What you need to do
Each entry below is to be reproduced exactly, though any pictures it holds must be omitted.

---------- Listed records ----------

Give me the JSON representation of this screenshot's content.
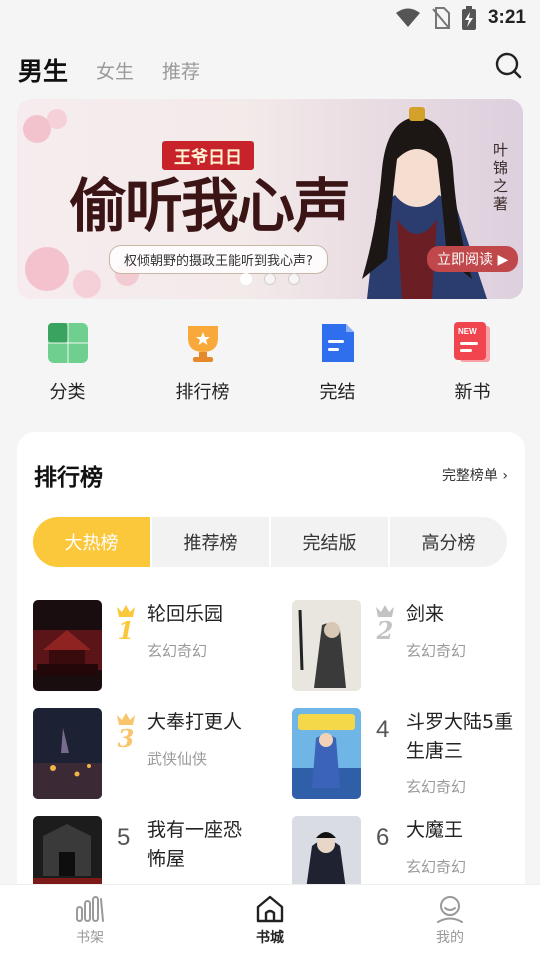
{
  "status_bar": {
    "time": "3:21",
    "icons": [
      "wifi-icon",
      "no-sim-icon",
      "battery-charging-icon"
    ]
  },
  "top_tabs": [
    {
      "label": "男生",
      "active": true
    },
    {
      "label": "女生",
      "active": false
    },
    {
      "label": "推荐",
      "active": false
    }
  ],
  "banner": {
    "badge": "王爷日日",
    "title": "偷听我心声",
    "subtitle": "权倾朝野的摄政王能听到我心声?",
    "author": "叶锦之著",
    "read_button": "立即阅读",
    "dots": 3,
    "active_dot": 0
  },
  "quick_entries": [
    {
      "label": "分类",
      "icon": "category-icon",
      "color": "#4caf6e"
    },
    {
      "label": "排行榜",
      "icon": "trophy-icon",
      "color": "#f5a623"
    },
    {
      "label": "完结",
      "icon": "finished-doc-icon",
      "color": "#2f6fed"
    },
    {
      "label": "新书",
      "icon": "new-book-icon",
      "color": "#f0454f"
    }
  ],
  "ranking": {
    "title": "排行榜",
    "more_link": "完整榜单",
    "tabs": [
      {
        "label": "大热榜",
        "active": true
      },
      {
        "label": "推荐榜",
        "active": false
      },
      {
        "label": "完结版",
        "active": false
      },
      {
        "label": "高分榜",
        "active": false
      }
    ],
    "books": [
      {
        "rank": "1",
        "name": "轮回乐园",
        "genre": "玄幻奇幻",
        "medal": "gold"
      },
      {
        "rank": "2",
        "name": "剑来",
        "genre": "玄幻奇幻",
        "medal": "silver"
      },
      {
        "rank": "3",
        "name": "大奉打更人",
        "genre": "武侠仙侠",
        "medal": "bronze"
      },
      {
        "rank": "4",
        "name": "斗罗大陆5重生唐三",
        "genre": "玄幻奇幻",
        "medal": "none"
      },
      {
        "rank": "5",
        "name": "我有一座恐怖屋",
        "genre": "",
        "medal": "none"
      },
      {
        "rank": "6",
        "name": "大魔王",
        "genre": "玄幻奇幻",
        "medal": "none"
      }
    ]
  },
  "bottom_nav": [
    {
      "label": "书架",
      "icon": "bookshelf-icon",
      "active": false
    },
    {
      "label": "书城",
      "icon": "home-icon",
      "active": true
    },
    {
      "label": "我的",
      "icon": "profile-icon",
      "active": false
    }
  ],
  "colors": {
    "accent": "#fbc73b",
    "gold": "#fbc73b",
    "silver": "#c3c3c3",
    "bronze": "#f9c46b"
  }
}
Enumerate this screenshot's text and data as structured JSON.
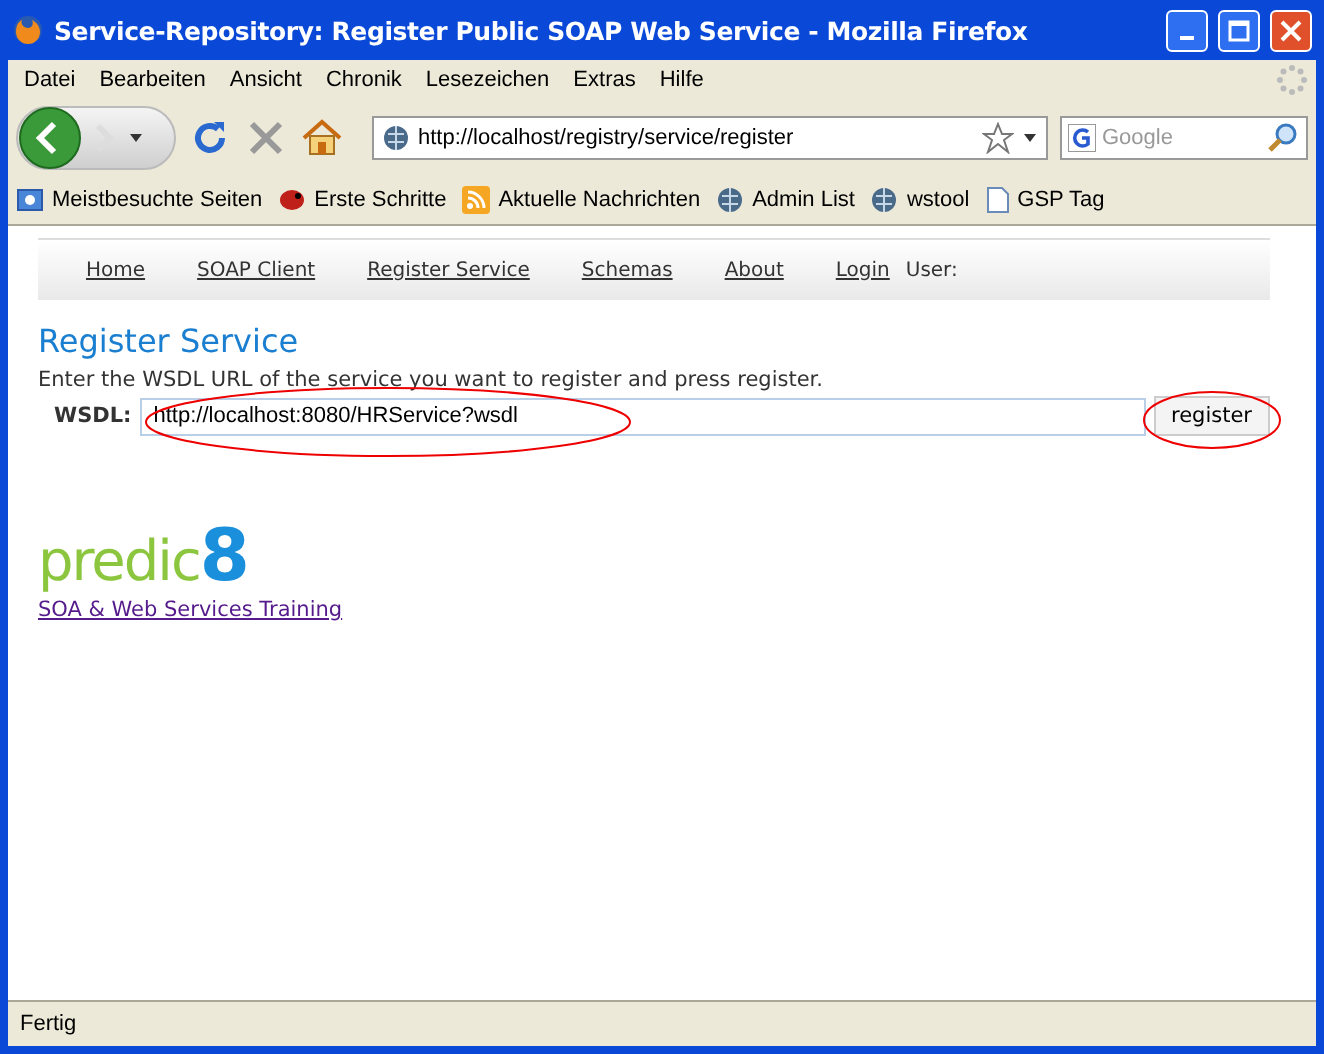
{
  "window": {
    "title": "Service-Repository: Register Public SOAP Web Service - Mozilla Firefox"
  },
  "menu": [
    "Datei",
    "Bearbeiten",
    "Ansicht",
    "Chronik",
    "Lesezeichen",
    "Extras",
    "Hilfe"
  ],
  "address": {
    "value": "http://localhost/registry/service/register"
  },
  "search": {
    "placeholder": "Google"
  },
  "bookmarks": [
    {
      "label": "Meistbesuchte Seiten",
      "kind": "folder"
    },
    {
      "label": "Erste Schritte",
      "kind": "bug"
    },
    {
      "label": "Aktuelle Nachrichten",
      "kind": "feed"
    },
    {
      "label": "Admin List",
      "kind": "site"
    },
    {
      "label": "wstool",
      "kind": "site"
    },
    {
      "label": "GSP Tag",
      "kind": "page"
    }
  ],
  "nav": {
    "links": [
      "Home",
      "SOAP Client",
      "Register Service",
      "Schemas",
      "About",
      "Login"
    ],
    "user_label": "User:"
  },
  "heading": "Register Service",
  "instructions": "Enter the WSDL URL of the service you want to register and press register.",
  "form": {
    "label": "WSDL:",
    "value": "http://localhost:8080/HRService?wsdl",
    "button": "register"
  },
  "logo": {
    "word": "predic",
    "digit": "8"
  },
  "training_link": "SOA & Web Services Training",
  "status_bar": "Fertig"
}
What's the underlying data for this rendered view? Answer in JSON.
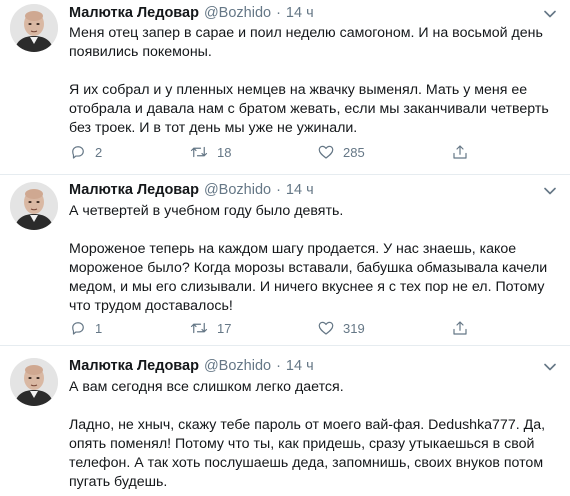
{
  "tweets": [
    {
      "author": "Малютка Ледовар",
      "handle": "@Bozhido",
      "separator": "·",
      "time": "14 ч",
      "paragraphs": [
        "Меня отец запер в сарае и поил неделю самогоном. И на восьмой день появились покемоны.",
        "Я их собрал и у пленных немцев на жвачку выменял. Мать у меня ее отобрала и давала нам с братом жевать, если мы заканчивали четверть без троек. И в тот день мы уже не ужинали."
      ],
      "replies": "2",
      "retweets": "18",
      "likes": "285"
    },
    {
      "author": "Малютка Ледовар",
      "handle": "@Bozhido",
      "separator": "·",
      "time": "14 ч",
      "paragraphs": [
        "А четвертей в учебном году было девять.",
        "Мороженое теперь на каждом шагу продается. У нас знаешь, какое мороженое было? Когда морозы вставали, бабушка обмазывала качели медом, и мы его слизывали. И ничего вкуснее я с тех пор не ел. Потому что трудом доставалось!"
      ],
      "replies": "1",
      "retweets": "17",
      "likes": "319"
    },
    {
      "author": "Малютка Ледовар",
      "handle": "@Bozhido",
      "separator": "·",
      "time": "14 ч",
      "paragraphs": [
        "А вам сегодня все слишком легко дается.",
        "Ладно, не хныч, скажу тебе пароль от моего вай-фая. Dedushka777. Да, опять поменял! Потому что ты, как придешь, сразу утыкаешься в свой телефон. А так хоть послушаешь деда, запомнишь, своих внуков потом пугать будешь."
      ]
    }
  ],
  "icons": {
    "reply": "reply-icon",
    "retweet": "retweet-icon",
    "like": "heart-icon",
    "share": "share-icon",
    "caret": "chevron-down-icon",
    "avatar": "avatar"
  },
  "colors": {
    "text": "#14171a",
    "secondary": "#657786",
    "divider": "#e6ecf0"
  }
}
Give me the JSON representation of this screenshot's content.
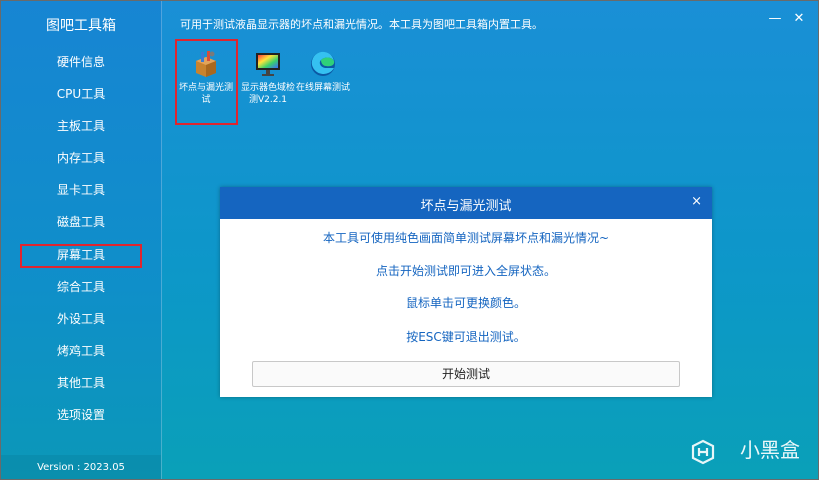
{
  "sidebar": {
    "title": "图吧工具箱",
    "items": [
      {
        "label": "硬件信息"
      },
      {
        "label": "CPU工具"
      },
      {
        "label": "主板工具"
      },
      {
        "label": "内存工具"
      },
      {
        "label": "显卡工具"
      },
      {
        "label": "磁盘工具"
      },
      {
        "label": "屏幕工具"
      },
      {
        "label": "综合工具"
      },
      {
        "label": "外设工具"
      },
      {
        "label": "烤鸡工具"
      },
      {
        "label": "其他工具"
      },
      {
        "label": "选项设置"
      }
    ],
    "selected": "屏幕工具",
    "version": "Version : 2023.05"
  },
  "infobar": {
    "text": "可用于测试液晶显示器的坏点和漏光情况。本工具为图吧工具箱内置工具。",
    "minimize": "—",
    "close": "✕"
  },
  "tools": [
    {
      "label": "坏点与漏光测试",
      "icon": "box-tools-icon"
    },
    {
      "label": "显示器色域检测V2.2.1",
      "icon": "monitor-color-icon"
    },
    {
      "label": "在线屏幕测试",
      "icon": "edge-browser-icon"
    }
  ],
  "dialog": {
    "title": "坏点与漏光测试",
    "close": "×",
    "lines": [
      "本工具可使用纯色画面简单测试屏幕坏点和漏光情况~",
      "点击开始测试即可进入全屏状态。",
      "鼠标单击可更换颜色。",
      "按ESC键可退出测试。"
    ],
    "start_button": "开始测试"
  },
  "watermark": {
    "text": "小黑盒"
  },
  "colors": {
    "highlight": "#e0252e",
    "dialog_header": "#1565c0"
  }
}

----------

Expected output
Give me the JSON representation of this screenshot's content.
{
  "status_bar": {
    "time": "3:21",
    "icons": [
      "wifi-icon",
      "no-sim-icon",
      "battery-charging-icon"
    ]
  },
  "top_tabs": [
    {
      "label": "男生",
      "active": true
    },
    {
      "label": "女生",
      "active": false
    },
    {
      "label": "推荐",
      "active": false
    }
  ],
  "banner": {
    "badge": "王爷日日",
    "title": "偷听我心声",
    "subtitle": "权倾朝野的摄政王能听到我心声?",
    "author": "叶锦之著",
    "read_button": "立即阅读",
    "dots": 3,
    "active_dot": 0
  },
  "quick_entries": [
    {
      "label": "分类",
      "icon": "category-icon",
      "color": "#4caf6e"
    },
    {
      "label": "排行榜",
      "icon": "trophy-icon",
      "color": "#f5a623"
    },
    {
      "label": "完结",
      "icon": "finished-doc-icon",
      "color": "#2f6fed"
    },
    {
      "label": "新书",
      "icon": "new-book-icon",
      "color": "#f0454f"
    }
  ],
  "ranking": {
    "title": "排行榜",
    "more_link": "完整榜单",
    "tabs": [
      {
        "label": "大热榜",
        "active": true
      },
      {
        "label": "推荐榜",
        "active": false
      },
      {
        "label": "完结版",
        "active": false
      },
      {
        "label": "高分榜",
        "active": false
      }
    ],
    "books": [
      {
        "rank": "1",
        "name": "轮回乐园",
        "genre": "玄幻奇幻",
        "medal": "gold"
      },
      {
        "rank": "2",
        "name": "剑来",
        "genre": "玄幻奇幻",
        "medal": "silver"
      },
      {
        "rank": "3",
        "name": "大奉打更人",
        "genre": "武侠仙侠",
        "medal": "bronze"
      },
      {
        "rank": "4",
        "name": "斗罗大陆5重生唐三",
        "genre": "玄幻奇幻",
        "medal": "none"
      },
      {
        "rank": "5",
        "name": "我有一座恐怖屋",
        "genre": "",
        "medal": "none"
      },
      {
        "rank": "6",
        "name": "大魔王",
        "genre": "玄幻奇幻",
        "medal": "none"
      }
    ]
  },
  "bottom_nav": [
    {
      "label": "书架",
      "icon": "bookshelf-icon",
      "active": false
    },
    {
      "label": "书城",
      "icon": "home-icon",
      "active": true
    },
    {
      "label": "我的",
      "icon": "profile-icon",
      "active": false
    }
  ],
  "colors": {
    "accent": "#fbc73b",
    "gold": "#fbc73b",
    "silver": "#c3c3c3",
    "bronze": "#f9c46b"
  }
}
Enumerate this screenshot's text and data as structured JSON.
{
  "window": {
    "title": "Service-Repository: Register Public SOAP Web Service - Mozilla Firefox"
  },
  "menu": [
    "Datei",
    "Bearbeiten",
    "Ansicht",
    "Chronik",
    "Lesezeichen",
    "Extras",
    "Hilfe"
  ],
  "address": {
    "value": "http://localhost/registry/service/register"
  },
  "search": {
    "placeholder": "Google"
  },
  "bookmarks": [
    {
      "label": "Meistbesuchte Seiten",
      "kind": "folder"
    },
    {
      "label": "Erste Schritte",
      "kind": "bug"
    },
    {
      "label": "Aktuelle Nachrichten",
      "kind": "feed"
    },
    {
      "label": "Admin List",
      "kind": "site"
    },
    {
      "label": "wstool",
      "kind": "site"
    },
    {
      "label": "GSP Tag",
      "kind": "page"
    }
  ],
  "nav": {
    "links": [
      "Home",
      "SOAP Client",
      "Register Service",
      "Schemas",
      "About",
      "Login"
    ],
    "user_label": "User:"
  },
  "heading": "Register Service",
  "instructions": "Enter the WSDL URL of the service you want to register and press register.",
  "form": {
    "label": "WSDL:",
    "value": "http://localhost:8080/HRService?wsdl",
    "button": "register"
  },
  "logo": {
    "word": "predic",
    "digit": "8"
  },
  "training_link": "SOA & Web Services Training",
  "status_bar": "Fertig"
}
What's the underlying data for this rendered view? Answer in JSON.
{
  "tweets": [
    {
      "author": "Малютка Ледовар",
      "handle": "@Bozhido",
      "separator": "·",
      "time": "14 ч",
      "paragraphs": [
        "Меня отец запер в сарае и поил неделю самогоном. И на восьмой день появились покемоны.",
        "Я их собрал и у пленных немцев на жвачку выменял. Мать у меня ее отобрала и давала нам с братом жевать, если мы заканчивали четверть без троек. И в тот день мы уже не ужинали."
      ],
      "replies": "2",
      "retweets": "18",
      "likes": "285"
    },
    {
      "author": "Малютка Ледовар",
      "handle": "@Bozhido",
      "separator": "·",
      "time": "14 ч",
      "paragraphs": [
        "А четвертей в учебном году было девять.",
        "Мороженое теперь на каждом шагу продается. У нас знаешь, какое мороженое было? Когда морозы вставали, бабушка обмазывала качели медом, и мы его слизывали. И ничего вкуснее я с тех пор не ел. Потому что трудом доставалось!"
      ],
      "replies": "1",
      "retweets": "17",
      "likes": "319"
    },
    {
      "author": "Малютка Ледовар",
      "handle": "@Bozhido",
      "separator": "·",
      "time": "14 ч",
      "paragraphs": [
        "А вам сегодня все слишком легко дается.",
        "Ладно, не хныч, скажу тебе пароль от моего вай-фая. Dedushka777. Да, опять поменял! Потому что ты, как придешь, сразу утыкаешься в свой телефон. А так хоть послушаешь деда, запомнишь, своих внуков потом пугать будешь."
      ]
    }
  ],
  "icons": {
    "reply": "reply-icon",
    "retweet": "retweet-icon",
    "like": "heart-icon",
    "share": "share-icon",
    "caret": "chevron-down-icon",
    "avatar": "avatar"
  },
  "colors": {
    "text": "#14171a",
    "secondary": "#657786",
    "divider": "#e6ecf0"
  }
}
Give me the JSON representation of this screenshot's content.
{
  "sidebar": {
    "title": "图吧工具箱",
    "items": [
      {
        "label": "硬件信息"
      },
      {
        "label": "CPU工具"
      },
      {
        "label": "主板工具"
      },
      {
        "label": "内存工具"
      },
      {
        "label": "显卡工具"
      },
      {
        "label": "磁盘工具"
      },
      {
        "label": "屏幕工具"
      },
      {
        "label": "综合工具"
      },
      {
        "label": "外设工具"
      },
      {
        "label": "烤鸡工具"
      },
      {
        "label": "其他工具"
      },
      {
        "label": "选项设置"
      }
    ],
    "selected": "屏幕工具",
    "version": "Version : 2023.05"
  },
  "infobar": {
    "text": "可用于测试液晶显示器的坏点和漏光情况。本工具为图吧工具箱内置工具。",
    "minimize": "—",
    "close": "✕"
  },
  "tools": [
    {
      "label": "坏点与漏光测试",
      "icon": "box-tools-icon"
    },
    {
      "label": "显示器色域检测V2.2.1",
      "icon": "monitor-color-icon"
    },
    {
      "label": "在线屏幕测试",
      "icon": "edge-browser-icon"
    }
  ],
  "dialog": {
    "title": "坏点与漏光测试",
    "close": "×",
    "lines": [
      "本工具可使用纯色画面简单测试屏幕坏点和漏光情况~",
      "点击开始测试即可进入全屏状态。",
      "鼠标单击可更换颜色。",
      "按ESC键可退出测试。"
    ],
    "start_button": "开始测试"
  },
  "watermark": {
    "text": "小黑盒"
  },
  "colors": {
    "highlight": "#e0252e",
    "dialog_header": "#1565c0"
  }
}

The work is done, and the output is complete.